Web page and app entries
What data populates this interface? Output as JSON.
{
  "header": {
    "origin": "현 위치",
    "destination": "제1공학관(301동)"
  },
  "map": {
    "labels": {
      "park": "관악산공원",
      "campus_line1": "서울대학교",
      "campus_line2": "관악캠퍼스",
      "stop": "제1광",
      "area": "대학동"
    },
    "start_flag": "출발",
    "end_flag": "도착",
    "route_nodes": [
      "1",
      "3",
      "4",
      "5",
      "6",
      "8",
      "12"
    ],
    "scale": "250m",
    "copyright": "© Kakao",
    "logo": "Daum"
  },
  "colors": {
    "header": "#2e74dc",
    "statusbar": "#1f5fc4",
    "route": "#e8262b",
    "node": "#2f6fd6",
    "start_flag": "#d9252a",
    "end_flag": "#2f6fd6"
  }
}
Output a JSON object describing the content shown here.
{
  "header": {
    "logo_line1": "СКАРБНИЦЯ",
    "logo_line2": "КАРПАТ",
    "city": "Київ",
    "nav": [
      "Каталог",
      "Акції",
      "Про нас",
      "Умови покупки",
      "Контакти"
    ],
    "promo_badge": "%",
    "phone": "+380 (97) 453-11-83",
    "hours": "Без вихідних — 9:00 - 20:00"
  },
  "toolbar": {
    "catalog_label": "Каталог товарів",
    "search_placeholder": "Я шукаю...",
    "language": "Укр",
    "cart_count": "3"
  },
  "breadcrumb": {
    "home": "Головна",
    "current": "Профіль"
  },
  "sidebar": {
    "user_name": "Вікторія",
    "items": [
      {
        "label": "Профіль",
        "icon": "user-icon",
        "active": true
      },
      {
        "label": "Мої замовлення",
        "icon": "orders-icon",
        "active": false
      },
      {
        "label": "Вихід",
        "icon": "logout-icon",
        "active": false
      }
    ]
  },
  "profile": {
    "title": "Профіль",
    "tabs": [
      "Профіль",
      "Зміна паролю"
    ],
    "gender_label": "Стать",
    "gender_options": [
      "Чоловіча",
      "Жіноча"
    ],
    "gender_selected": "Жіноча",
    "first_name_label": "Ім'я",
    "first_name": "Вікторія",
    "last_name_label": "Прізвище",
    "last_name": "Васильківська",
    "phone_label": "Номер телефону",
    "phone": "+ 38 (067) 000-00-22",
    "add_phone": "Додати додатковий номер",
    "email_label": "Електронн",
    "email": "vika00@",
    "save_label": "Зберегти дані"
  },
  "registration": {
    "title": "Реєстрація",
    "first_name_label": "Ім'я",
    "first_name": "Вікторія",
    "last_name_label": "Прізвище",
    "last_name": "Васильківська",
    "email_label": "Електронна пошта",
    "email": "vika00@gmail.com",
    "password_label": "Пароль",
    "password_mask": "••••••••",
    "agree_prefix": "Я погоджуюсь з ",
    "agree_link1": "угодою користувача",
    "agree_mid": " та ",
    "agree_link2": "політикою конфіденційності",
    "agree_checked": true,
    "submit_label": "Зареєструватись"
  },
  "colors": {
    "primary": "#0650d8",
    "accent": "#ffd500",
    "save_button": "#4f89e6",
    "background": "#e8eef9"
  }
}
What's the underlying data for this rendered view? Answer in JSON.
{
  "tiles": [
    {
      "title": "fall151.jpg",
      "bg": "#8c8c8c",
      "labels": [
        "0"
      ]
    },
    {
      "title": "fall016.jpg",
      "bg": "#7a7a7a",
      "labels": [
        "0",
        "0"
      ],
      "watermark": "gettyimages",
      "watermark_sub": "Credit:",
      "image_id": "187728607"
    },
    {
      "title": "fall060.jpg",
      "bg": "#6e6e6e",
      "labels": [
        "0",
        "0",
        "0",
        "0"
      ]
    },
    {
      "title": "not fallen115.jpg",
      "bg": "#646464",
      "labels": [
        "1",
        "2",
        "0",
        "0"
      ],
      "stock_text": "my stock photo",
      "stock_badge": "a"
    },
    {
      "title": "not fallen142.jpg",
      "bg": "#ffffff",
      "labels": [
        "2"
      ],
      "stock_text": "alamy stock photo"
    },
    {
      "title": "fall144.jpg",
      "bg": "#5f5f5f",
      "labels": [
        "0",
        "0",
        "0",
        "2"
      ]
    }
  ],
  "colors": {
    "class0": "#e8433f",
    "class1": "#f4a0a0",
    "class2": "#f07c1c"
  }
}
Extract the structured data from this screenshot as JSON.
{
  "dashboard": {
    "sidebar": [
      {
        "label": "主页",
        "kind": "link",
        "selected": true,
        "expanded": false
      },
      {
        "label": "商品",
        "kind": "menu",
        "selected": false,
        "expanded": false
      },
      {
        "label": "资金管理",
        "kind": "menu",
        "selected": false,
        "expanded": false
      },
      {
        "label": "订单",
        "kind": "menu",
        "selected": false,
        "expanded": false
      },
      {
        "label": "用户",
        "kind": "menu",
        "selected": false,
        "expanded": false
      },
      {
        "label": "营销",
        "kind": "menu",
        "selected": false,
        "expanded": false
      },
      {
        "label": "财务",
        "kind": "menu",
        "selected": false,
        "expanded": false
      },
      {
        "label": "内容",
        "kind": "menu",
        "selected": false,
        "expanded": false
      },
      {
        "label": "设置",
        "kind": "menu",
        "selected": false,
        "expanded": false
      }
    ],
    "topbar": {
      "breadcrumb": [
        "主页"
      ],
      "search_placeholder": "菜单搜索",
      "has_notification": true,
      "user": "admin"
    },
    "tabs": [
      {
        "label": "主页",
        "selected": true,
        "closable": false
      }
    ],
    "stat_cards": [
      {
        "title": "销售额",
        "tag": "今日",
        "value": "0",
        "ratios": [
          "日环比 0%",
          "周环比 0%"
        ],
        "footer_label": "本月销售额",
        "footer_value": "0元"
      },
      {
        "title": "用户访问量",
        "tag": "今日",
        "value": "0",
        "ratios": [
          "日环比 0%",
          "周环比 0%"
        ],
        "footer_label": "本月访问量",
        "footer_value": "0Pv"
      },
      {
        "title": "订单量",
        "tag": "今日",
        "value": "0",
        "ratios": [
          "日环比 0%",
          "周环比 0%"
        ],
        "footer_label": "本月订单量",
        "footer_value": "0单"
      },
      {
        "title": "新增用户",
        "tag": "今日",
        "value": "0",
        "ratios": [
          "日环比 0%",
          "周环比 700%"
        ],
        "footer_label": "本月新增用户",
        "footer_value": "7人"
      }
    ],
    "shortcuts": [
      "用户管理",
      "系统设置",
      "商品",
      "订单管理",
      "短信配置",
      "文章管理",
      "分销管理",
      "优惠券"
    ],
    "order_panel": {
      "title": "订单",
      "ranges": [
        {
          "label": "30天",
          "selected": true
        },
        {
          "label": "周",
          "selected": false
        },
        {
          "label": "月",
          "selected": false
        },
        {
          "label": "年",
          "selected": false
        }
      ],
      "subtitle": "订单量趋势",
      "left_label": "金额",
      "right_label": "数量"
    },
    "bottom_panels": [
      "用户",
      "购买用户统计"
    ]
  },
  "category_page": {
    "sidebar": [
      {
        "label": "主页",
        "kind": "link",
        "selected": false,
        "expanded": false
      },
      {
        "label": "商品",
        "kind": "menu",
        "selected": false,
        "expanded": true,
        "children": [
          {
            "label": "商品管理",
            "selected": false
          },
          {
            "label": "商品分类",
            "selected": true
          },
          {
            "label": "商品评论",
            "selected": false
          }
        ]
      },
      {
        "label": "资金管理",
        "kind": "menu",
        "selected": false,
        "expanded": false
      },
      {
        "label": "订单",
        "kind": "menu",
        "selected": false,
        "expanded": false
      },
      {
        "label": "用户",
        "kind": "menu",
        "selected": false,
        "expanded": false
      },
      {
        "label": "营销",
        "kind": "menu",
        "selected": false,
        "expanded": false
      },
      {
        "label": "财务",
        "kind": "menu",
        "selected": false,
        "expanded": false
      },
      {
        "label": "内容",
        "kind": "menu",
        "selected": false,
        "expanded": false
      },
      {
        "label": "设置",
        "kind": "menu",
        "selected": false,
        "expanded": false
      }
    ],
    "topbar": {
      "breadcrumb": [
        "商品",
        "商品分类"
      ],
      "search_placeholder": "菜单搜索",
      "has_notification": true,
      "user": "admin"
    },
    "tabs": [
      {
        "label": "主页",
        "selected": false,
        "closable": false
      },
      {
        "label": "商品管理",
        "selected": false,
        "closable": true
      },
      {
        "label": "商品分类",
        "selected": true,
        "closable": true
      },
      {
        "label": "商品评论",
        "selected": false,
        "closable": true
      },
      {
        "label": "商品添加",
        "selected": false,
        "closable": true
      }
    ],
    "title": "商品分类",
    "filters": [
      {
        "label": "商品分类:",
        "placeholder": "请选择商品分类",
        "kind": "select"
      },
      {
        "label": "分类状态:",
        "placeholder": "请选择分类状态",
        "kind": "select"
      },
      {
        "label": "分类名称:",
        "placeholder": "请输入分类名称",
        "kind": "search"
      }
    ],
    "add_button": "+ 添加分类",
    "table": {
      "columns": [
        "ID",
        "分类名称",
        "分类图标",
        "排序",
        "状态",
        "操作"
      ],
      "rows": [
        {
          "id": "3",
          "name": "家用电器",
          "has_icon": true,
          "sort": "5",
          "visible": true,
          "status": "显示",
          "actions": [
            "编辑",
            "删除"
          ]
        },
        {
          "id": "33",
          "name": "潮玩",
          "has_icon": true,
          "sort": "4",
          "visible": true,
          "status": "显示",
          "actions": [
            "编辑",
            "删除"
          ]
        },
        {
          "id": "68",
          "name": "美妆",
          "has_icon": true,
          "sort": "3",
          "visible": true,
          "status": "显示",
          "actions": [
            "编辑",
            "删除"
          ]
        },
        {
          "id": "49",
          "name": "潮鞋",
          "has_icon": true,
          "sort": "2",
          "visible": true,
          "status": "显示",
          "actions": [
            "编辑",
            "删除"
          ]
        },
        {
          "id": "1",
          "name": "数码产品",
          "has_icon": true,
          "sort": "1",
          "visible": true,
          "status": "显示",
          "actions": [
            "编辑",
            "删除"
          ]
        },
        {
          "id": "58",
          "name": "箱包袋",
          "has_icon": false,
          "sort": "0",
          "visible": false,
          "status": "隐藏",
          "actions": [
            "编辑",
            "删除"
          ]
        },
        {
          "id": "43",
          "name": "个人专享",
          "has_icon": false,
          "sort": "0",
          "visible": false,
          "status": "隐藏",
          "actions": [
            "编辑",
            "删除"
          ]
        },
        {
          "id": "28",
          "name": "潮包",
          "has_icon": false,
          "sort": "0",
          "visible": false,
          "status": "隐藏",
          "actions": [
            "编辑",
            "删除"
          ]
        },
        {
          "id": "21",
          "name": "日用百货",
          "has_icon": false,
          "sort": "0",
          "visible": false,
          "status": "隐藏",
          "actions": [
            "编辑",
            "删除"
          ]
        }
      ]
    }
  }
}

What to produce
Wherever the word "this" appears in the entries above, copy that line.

Exercise response
What data populates this interface? Output as JSON.
What's the underlying data for this rendered view? Answer in JSON.
Extract the structured data from this screenshot as JSON.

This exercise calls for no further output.